BEGIN Material to process

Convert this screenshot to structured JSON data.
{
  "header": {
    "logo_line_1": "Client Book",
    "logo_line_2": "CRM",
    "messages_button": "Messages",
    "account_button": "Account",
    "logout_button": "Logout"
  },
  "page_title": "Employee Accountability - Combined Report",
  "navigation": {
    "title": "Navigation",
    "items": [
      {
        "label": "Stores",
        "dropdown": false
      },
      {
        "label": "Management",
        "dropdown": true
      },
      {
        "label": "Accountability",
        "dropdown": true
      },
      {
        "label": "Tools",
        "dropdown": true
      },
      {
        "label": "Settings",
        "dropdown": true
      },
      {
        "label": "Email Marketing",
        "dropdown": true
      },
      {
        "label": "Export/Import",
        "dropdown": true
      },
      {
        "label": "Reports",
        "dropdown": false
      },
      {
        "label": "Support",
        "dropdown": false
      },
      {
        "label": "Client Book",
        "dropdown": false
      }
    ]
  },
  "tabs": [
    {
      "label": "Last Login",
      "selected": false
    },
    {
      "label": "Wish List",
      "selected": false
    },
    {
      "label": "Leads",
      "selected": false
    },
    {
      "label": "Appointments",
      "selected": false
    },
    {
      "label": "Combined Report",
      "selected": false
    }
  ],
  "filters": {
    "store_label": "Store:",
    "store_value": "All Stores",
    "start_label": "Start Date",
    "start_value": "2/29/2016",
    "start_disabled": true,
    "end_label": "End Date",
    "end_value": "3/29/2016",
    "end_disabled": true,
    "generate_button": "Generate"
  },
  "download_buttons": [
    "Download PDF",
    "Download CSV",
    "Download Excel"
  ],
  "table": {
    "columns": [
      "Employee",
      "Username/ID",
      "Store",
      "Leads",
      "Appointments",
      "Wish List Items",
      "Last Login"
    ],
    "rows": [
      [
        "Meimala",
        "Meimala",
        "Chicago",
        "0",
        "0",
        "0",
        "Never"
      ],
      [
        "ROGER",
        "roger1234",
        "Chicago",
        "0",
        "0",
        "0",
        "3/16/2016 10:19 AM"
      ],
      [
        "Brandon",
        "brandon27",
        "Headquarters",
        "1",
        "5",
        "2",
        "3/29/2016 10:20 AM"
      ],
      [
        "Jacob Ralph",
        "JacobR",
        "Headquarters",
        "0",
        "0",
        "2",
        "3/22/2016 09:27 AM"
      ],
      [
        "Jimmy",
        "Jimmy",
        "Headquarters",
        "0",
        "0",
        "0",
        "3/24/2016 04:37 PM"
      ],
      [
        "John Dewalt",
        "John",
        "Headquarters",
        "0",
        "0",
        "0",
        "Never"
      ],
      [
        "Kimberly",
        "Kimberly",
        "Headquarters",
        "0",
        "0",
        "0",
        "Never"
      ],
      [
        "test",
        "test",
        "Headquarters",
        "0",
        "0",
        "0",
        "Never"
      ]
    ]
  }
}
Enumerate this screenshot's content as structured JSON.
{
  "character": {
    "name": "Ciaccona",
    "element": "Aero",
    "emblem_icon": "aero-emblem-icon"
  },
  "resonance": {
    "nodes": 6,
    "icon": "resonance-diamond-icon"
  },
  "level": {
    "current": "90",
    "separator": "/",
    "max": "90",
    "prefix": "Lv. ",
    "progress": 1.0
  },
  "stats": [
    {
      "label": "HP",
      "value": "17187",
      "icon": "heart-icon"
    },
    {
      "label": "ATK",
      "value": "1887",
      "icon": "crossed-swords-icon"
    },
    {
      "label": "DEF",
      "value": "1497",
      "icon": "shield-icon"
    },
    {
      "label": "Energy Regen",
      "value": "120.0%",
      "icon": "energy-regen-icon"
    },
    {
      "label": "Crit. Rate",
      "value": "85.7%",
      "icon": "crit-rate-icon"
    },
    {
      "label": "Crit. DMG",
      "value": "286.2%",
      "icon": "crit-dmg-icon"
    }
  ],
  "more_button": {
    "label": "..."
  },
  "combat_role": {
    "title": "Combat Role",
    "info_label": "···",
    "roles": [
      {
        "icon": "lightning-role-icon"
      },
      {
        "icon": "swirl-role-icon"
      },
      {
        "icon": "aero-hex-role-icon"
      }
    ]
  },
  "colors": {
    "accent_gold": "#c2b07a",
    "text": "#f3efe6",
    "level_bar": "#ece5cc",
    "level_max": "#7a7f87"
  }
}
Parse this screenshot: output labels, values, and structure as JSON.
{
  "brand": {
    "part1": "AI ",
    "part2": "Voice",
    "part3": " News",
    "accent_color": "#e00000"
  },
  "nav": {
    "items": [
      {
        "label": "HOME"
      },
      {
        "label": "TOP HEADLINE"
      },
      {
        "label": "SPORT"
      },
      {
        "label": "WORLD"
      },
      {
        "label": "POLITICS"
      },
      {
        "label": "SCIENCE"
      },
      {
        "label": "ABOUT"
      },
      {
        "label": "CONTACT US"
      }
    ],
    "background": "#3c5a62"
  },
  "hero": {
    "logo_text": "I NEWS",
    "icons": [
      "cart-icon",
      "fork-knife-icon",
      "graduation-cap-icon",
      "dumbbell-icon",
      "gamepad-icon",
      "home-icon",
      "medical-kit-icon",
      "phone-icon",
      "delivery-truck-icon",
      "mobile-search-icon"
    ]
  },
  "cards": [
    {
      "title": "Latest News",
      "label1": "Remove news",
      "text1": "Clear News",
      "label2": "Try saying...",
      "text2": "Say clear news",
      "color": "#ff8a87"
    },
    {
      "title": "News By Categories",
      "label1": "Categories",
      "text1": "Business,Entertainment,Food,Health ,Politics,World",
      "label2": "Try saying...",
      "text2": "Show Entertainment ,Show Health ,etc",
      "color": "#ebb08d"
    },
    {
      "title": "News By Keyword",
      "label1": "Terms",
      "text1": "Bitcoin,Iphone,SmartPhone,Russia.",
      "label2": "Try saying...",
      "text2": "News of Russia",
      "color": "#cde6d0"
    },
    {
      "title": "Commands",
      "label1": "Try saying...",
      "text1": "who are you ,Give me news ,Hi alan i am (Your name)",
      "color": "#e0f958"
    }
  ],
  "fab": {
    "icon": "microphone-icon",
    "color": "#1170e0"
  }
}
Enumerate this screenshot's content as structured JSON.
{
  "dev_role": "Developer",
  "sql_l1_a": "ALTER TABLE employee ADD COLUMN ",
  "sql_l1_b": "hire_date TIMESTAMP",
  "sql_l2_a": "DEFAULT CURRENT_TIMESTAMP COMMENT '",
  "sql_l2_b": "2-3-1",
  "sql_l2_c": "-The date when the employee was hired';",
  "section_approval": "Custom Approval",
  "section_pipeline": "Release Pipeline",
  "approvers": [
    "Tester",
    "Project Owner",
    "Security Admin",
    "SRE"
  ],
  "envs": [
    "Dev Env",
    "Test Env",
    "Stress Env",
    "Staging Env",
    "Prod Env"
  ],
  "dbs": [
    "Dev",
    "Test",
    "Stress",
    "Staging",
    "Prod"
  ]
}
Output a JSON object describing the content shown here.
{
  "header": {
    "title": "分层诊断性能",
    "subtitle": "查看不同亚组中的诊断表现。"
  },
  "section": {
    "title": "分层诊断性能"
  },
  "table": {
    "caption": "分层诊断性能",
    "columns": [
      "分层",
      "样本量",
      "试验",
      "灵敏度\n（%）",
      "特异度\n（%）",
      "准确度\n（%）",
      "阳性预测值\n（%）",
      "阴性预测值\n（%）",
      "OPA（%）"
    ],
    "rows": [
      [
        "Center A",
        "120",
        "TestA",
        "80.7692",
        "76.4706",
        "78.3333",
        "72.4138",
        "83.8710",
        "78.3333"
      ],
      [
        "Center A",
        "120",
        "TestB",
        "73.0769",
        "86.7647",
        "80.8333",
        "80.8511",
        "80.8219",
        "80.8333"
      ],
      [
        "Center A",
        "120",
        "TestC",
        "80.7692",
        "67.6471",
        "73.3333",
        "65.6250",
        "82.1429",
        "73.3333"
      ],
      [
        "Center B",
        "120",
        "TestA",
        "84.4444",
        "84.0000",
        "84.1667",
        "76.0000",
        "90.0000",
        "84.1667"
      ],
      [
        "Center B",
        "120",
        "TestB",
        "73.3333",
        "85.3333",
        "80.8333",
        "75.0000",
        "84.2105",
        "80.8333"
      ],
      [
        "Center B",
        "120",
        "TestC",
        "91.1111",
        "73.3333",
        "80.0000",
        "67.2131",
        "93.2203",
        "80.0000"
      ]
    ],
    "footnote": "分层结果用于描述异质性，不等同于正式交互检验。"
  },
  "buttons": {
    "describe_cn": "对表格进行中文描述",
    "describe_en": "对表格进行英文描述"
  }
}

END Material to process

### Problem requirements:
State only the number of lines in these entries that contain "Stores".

### Your solution:
2